**Aim of the task:** Where a line below includes the word "into", copy that line.

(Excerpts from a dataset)
☆ ☆ ☆ ☆
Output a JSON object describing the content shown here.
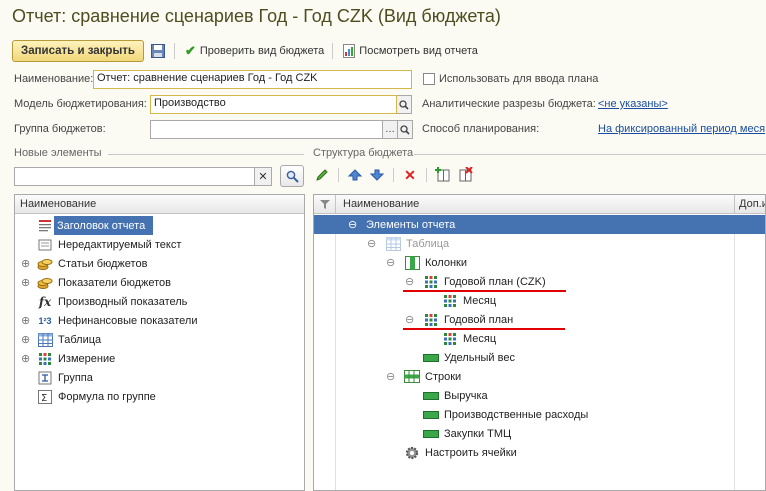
{
  "window": {
    "title": "Отчет: сравнение сценариев Год - Год CZK (Вид бюджета)"
  },
  "toolbar": {
    "save_close": "Записать и закрыть",
    "check": "Проверить вид бюджета",
    "view_report": "Посмотреть вид отчета"
  },
  "form": {
    "name_label": "Наименование:",
    "name_value": "Отчет: сравнение сценариев Год - Год CZK",
    "use_plan_label": "Использовать для ввода плана",
    "model_label": "Модель бюджетирования:",
    "model_value": "Производство",
    "analytics_label": "Аналитические разрезы бюджета:",
    "analytics_value": "<не указаны>",
    "group_label": "Группа бюджетов:",
    "group_value": "",
    "method_label": "Способ планирования:",
    "method_value": "На фиксированный период меся"
  },
  "new_elements": {
    "title": "Новые элементы",
    "search_value": "",
    "column": "Наименование",
    "items": [
      {
        "label": "Заголовок отчета",
        "icon": "header-icon",
        "expandable": false,
        "selected": true
      },
      {
        "label": "Нередактируемый текст",
        "icon": "text-icon",
        "expandable": false
      },
      {
        "label": "Статьи бюджетов",
        "icon": "coins-icon",
        "expandable": true
      },
      {
        "label": "Показатели бюджетов",
        "icon": "coins-icon",
        "expandable": true
      },
      {
        "label": "Производный показатель",
        "icon": "fx-icon",
        "expandable": false
      },
      {
        "label": "Нефинансовые показатели",
        "icon": "numbers-icon",
        "expandable": true
      },
      {
        "label": "Таблица",
        "icon": "table-icon",
        "expandable": true
      },
      {
        "label": "Измерение",
        "icon": "grid-icon",
        "expandable": true
      },
      {
        "label": "Группа",
        "icon": "group-icon",
        "expandable": false
      },
      {
        "label": "Формула по группе",
        "icon": "sigma-icon",
        "expandable": false
      }
    ]
  },
  "structure": {
    "title": "Структура бюджета",
    "col_name": "Наименование",
    "col_extra": "Доп.и",
    "rows": [
      {
        "label": "Элементы отчета",
        "level": 0,
        "exp": "⊖",
        "icon": "",
        "selected": true
      },
      {
        "label": "Таблица",
        "level": 1,
        "exp": "⊖",
        "icon": "table-icon",
        "grey": true
      },
      {
        "label": "Колонки",
        "level": 2,
        "exp": "⊖",
        "icon": "columns-icon"
      },
      {
        "label": "Годовой план (CZK)",
        "level": 3,
        "exp": "⊖",
        "icon": "grid-icon"
      },
      {
        "label": "Месяц",
        "level": 4,
        "exp": "",
        "icon": "grid-icon"
      },
      {
        "label": "Годовой план",
        "level": 3,
        "exp": "⊖",
        "icon": "grid-icon"
      },
      {
        "label": "Месяц",
        "level": 4,
        "exp": "",
        "icon": "grid-icon"
      },
      {
        "label": "Удельный вес",
        "level": 3,
        "exp": "",
        "icon": "bar-icon"
      },
      {
        "label": "Строки",
        "level": 2,
        "exp": "⊖",
        "icon": "rows-icon"
      },
      {
        "label": "Выручка",
        "level": 3,
        "exp": "",
        "icon": "bar-icon"
      },
      {
        "label": "Производственные расходы",
        "level": 3,
        "exp": "",
        "icon": "bar-icon"
      },
      {
        "label": "Закупки ТМЦ",
        "level": 3,
        "exp": "",
        "icon": "bar-icon"
      },
      {
        "label": "Настроить ячейки",
        "level": 2,
        "exp": "",
        "icon": "gear-icon"
      }
    ]
  },
  "colors": {
    "selection": "#4572b0",
    "accent_red": "#e00000"
  }
}
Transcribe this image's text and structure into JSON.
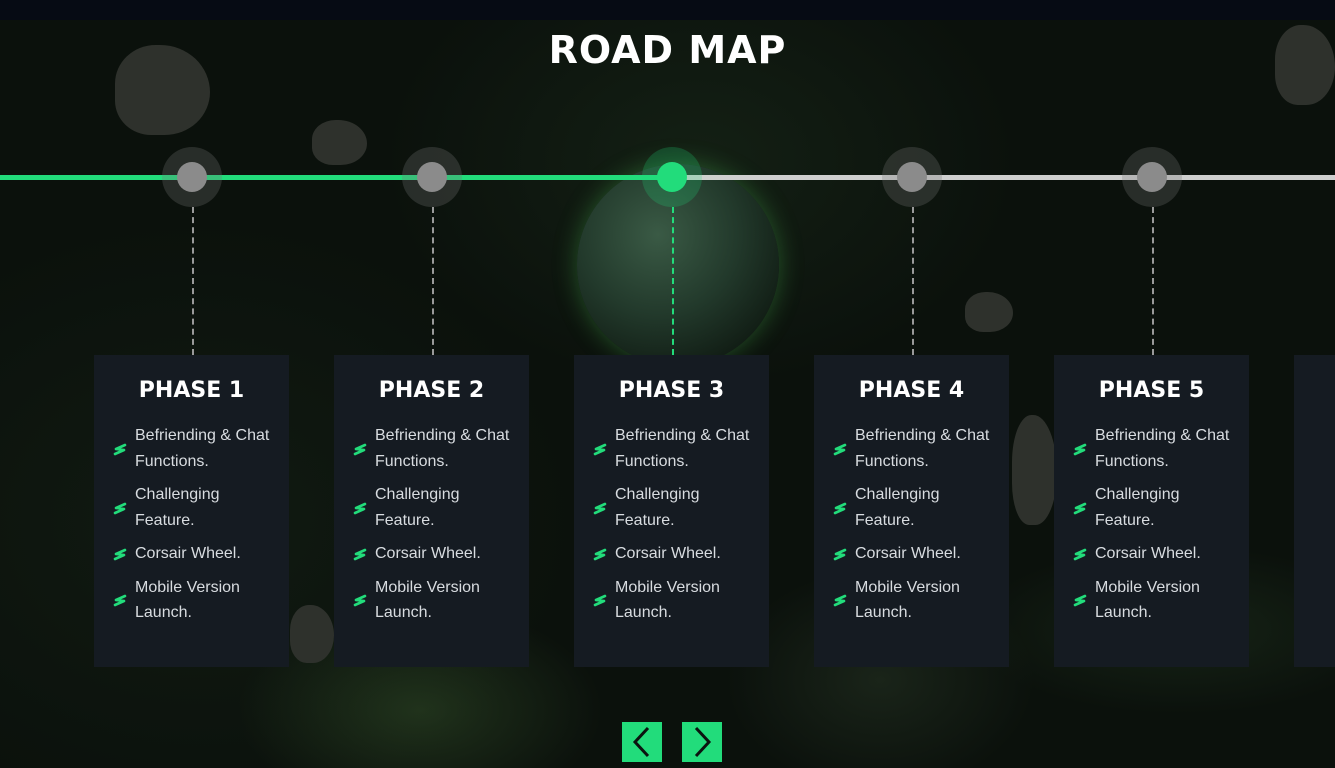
{
  "title": "ROAD MAP",
  "colors": {
    "accent": "#22dc7b",
    "card_bg": "#151b22",
    "inactive_line": "#cfcfcf"
  },
  "active_phase": 3,
  "phases": [
    {
      "title": "PHASE 1",
      "items": [
        "Befriending & Chat Functions.",
        "Challenging Feature.",
        "Corsair Wheel.",
        "Mobile Version Launch."
      ]
    },
    {
      "title": "PHASE 2",
      "items": [
        "Befriending & Chat Functions.",
        "Challenging Feature.",
        "Corsair Wheel.",
        "Mobile Version Launch."
      ]
    },
    {
      "title": "PHASE 3",
      "items": [
        "Befriending & Chat Functions.",
        "Challenging Feature.",
        "Corsair Wheel.",
        "Mobile Version Launch."
      ]
    },
    {
      "title": "PHASE 4",
      "items": [
        "Befriending & Chat Functions.",
        "Challenging Feature.",
        "Corsair Wheel.",
        "Mobile Version Launch."
      ]
    },
    {
      "title": "PHASE 5",
      "items": [
        "Befriending & Chat Functions.",
        "Challenging Feature.",
        "Corsair Wheel.",
        "Mobile Version Launch."
      ]
    }
  ],
  "nav": {
    "prev_icon": "chevron-left-icon",
    "next_icon": "chevron-right-icon"
  }
}
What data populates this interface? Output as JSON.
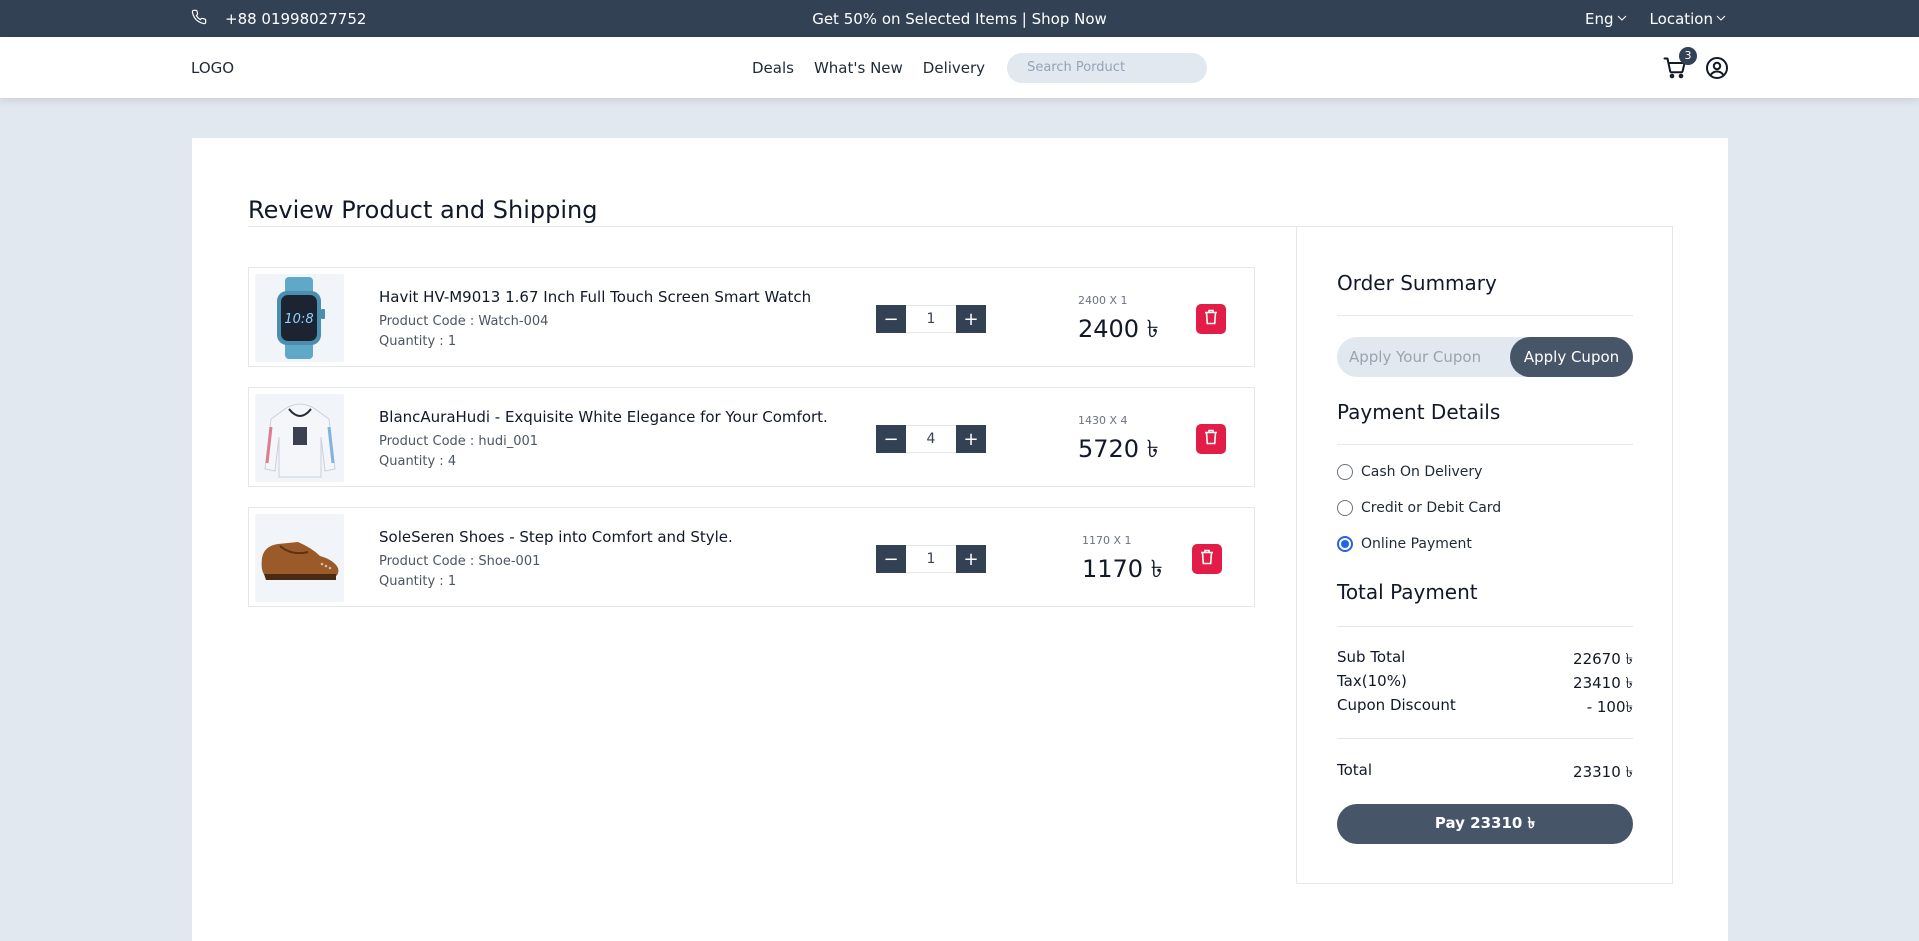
{
  "topbar": {
    "phone": "+88 01998027752",
    "promo": "Get 50% on Selected Items | Shop Now",
    "language": "Eng",
    "location": "Location"
  },
  "nav": {
    "logo": "LOGO",
    "links": [
      "Deals",
      "What's New",
      "Delivery"
    ],
    "search_placeholder": "Search Porduct",
    "cart_count": "3"
  },
  "page": {
    "title": "Review Product and Shipping"
  },
  "cart_items": [
    {
      "name": "Havit HV-M9013 1.67 Inch Full Touch Screen Smart Watch",
      "code": "Product Code : Watch-004",
      "quantity_label": "Quantity : 1",
      "qty": "1",
      "calc": "2400 X 1",
      "total": "2400 ৳",
      "image_icon": "smartwatch-image"
    },
    {
      "name": "BlancAuraHudi - Exquisite White Elegance for Your Comfort.",
      "code": "Product Code : hudi_001",
      "quantity_label": "Quantity : 4",
      "qty": "4",
      "calc": "1430 X 4",
      "total": "5720 ৳",
      "image_icon": "hoodie-image"
    },
    {
      "name": "SoleSeren Shoes - Step into Comfort and Style.",
      "code": "Product Code : Shoe-001",
      "quantity_label": "Quantity : 1",
      "qty": "1",
      "calc": "1170 X 1",
      "total": "1170 ৳",
      "image_icon": "shoe-image"
    }
  ],
  "summary": {
    "order_title": "Order Summary",
    "coupon_placeholder": "Apply Your Cupon",
    "coupon_button": "Apply Cupon",
    "payment_title": "Payment Details",
    "payment_options": [
      "Cash On Delivery",
      "Credit or Debit Card",
      "Online Payment"
    ],
    "selected_payment": "Online Payment",
    "total_title": "Total Payment",
    "subtotal_label": "Sub Total",
    "subtotal_value": "22670 ৳",
    "tax_label": "Tax(10%)",
    "tax_value": "23410 ৳",
    "discount_label": "Cupon Discount",
    "discount_value": "- 100৳",
    "total_label": "Total",
    "total_value": "23310 ৳",
    "pay_button": "Pay 23310 ৳"
  },
  "colors": {
    "dark": "#334155",
    "button": "#475569",
    "delete": "#e11d48",
    "page_bg": "#e2e8f0",
    "radio_selected": "#2563eb"
  }
}
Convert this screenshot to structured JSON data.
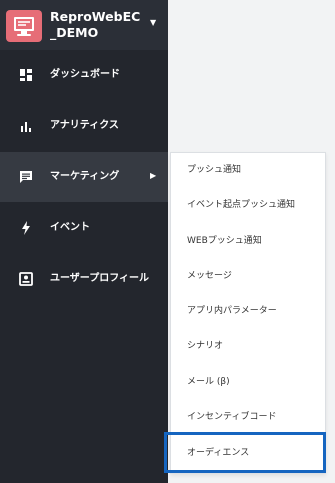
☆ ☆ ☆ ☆
**Answer to the exercise:**
Transcribe this image's text and structure into JSON.
      "name": "SoleSeren Shoes - Step into Comfort and Style.",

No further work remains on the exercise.